The recipe for this kitchen's success? Take two rooms, remove one wall, and fill the space with function and attractive design.
Room for Family and Fun (Promo)

Kathy and Brian Murphy bought the perfect house. It had just the right style and features, with one little exception--the kitchen. It was small, enclosed, and needed work.

"When we moved in, the kitchen was dated beyond help," explains Kathy. "We wanted to give it 100% because we spend most of our time here. I didn't feel the space had any other relationship to the house. It was all enclosed." An adjacent back bedroom, though, gave the family hope. With help from Dallas designer Cindy Zelazny Rodenhaver, their dreams of an open kitchen came true.

And the Walls Came Down
The plan called for removing a wall that separated the kitchen from a spare bedroom and connecting the two smaller spaces into one room with several functional areas. Because it was a bearing wall, a support header beam was installed to reinforce the ceiling and second floor. The joining of the two rooms tripled the amount of usable space and also linked the new area to the outdoors.

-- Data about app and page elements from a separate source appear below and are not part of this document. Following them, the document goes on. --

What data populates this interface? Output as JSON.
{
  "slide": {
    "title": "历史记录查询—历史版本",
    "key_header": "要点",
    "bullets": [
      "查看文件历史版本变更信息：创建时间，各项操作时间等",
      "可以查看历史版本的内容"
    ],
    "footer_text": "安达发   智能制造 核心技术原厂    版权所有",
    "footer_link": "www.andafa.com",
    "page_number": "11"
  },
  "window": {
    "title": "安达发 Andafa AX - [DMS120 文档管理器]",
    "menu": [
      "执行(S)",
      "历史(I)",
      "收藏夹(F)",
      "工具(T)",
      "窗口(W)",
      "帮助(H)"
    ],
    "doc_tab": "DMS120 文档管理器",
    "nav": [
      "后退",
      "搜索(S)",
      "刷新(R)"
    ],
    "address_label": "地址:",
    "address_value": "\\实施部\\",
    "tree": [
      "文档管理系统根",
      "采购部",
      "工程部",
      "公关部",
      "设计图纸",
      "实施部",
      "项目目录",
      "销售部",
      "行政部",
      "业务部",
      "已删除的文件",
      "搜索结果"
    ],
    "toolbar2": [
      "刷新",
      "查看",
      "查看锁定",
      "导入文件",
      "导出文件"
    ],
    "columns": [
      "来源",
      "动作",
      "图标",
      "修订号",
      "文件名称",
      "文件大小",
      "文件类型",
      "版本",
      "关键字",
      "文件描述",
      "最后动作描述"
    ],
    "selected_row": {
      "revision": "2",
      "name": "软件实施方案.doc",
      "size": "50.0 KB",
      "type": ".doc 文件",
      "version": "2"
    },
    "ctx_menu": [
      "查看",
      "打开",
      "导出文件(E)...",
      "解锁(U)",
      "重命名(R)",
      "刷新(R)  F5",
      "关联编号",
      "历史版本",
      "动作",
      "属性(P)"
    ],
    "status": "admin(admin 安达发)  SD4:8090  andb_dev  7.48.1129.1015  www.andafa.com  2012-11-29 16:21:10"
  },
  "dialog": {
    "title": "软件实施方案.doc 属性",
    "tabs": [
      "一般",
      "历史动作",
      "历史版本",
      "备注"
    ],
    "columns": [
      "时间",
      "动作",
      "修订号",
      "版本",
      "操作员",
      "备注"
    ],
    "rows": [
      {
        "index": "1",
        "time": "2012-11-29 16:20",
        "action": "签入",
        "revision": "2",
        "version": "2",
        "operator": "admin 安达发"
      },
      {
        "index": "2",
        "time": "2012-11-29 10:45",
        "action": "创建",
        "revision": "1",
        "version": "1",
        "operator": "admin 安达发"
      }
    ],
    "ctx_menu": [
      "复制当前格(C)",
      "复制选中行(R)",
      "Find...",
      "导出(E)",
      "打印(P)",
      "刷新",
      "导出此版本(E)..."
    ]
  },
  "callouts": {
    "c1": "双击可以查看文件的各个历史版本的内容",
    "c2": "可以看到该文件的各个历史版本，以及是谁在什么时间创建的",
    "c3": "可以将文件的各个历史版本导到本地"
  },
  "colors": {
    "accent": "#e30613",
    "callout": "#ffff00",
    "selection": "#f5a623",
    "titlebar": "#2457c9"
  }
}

"I love that I can see into the backyard now," says Kathy. "I can always keep my eye on the boys when they are playing." Matthew and Michael were also the inspiration behind the addition of the extra cabinet that accommodates a computer center. "It is exactly what we wanted--a multitasking space," says Kathy. "I can easily monitor what the boys are playing on the computer and cook at the same time."

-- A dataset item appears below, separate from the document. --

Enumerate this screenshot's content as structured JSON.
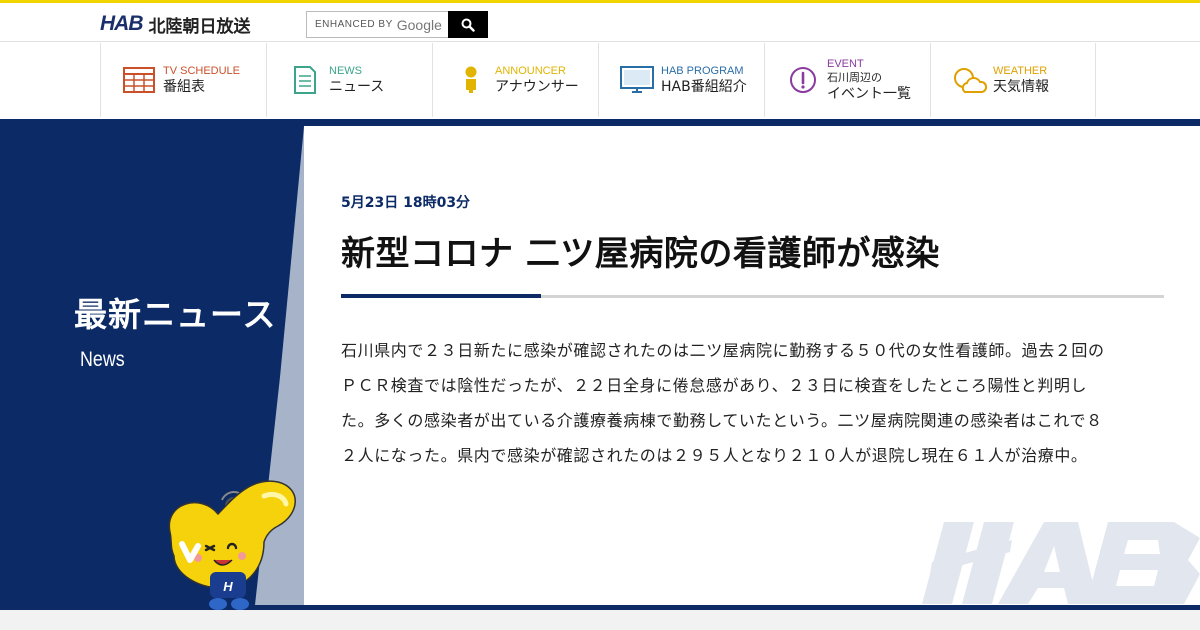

Constructed of pine to match the new kitchen cabinets, the center holds everything from school supplies to a small television concealed in the upper area. "I even asked for special compartments to hold the big fat Dallas phone books," says Kathy. Needless to say, it's a kitchen essential.

A Fresh Perspective
Although the overall space grew, the original U-shaped plan for the kitchen work area stayed the same. It functioned well for food prep, but it was not fashionable. To update the look and style, Cindy installed pine cabinetry to coordinate with the granite tile countertops. The addition of an elevated dining bar, recessed lights, and glass-front cabinet doors enhances the space with modern touches. Upper cabinets are found only along the walls. Double ovens replace the refrigerator, which now stands on the right wall, so everything is accessible.

"It works beautifully," declares Kathy. "It's organized like a new house with the charm of an old one."

(To read about another great kitchen makeover, see "Currey's Kitchen," on page148 in the March 2003 issue of Southern Living.)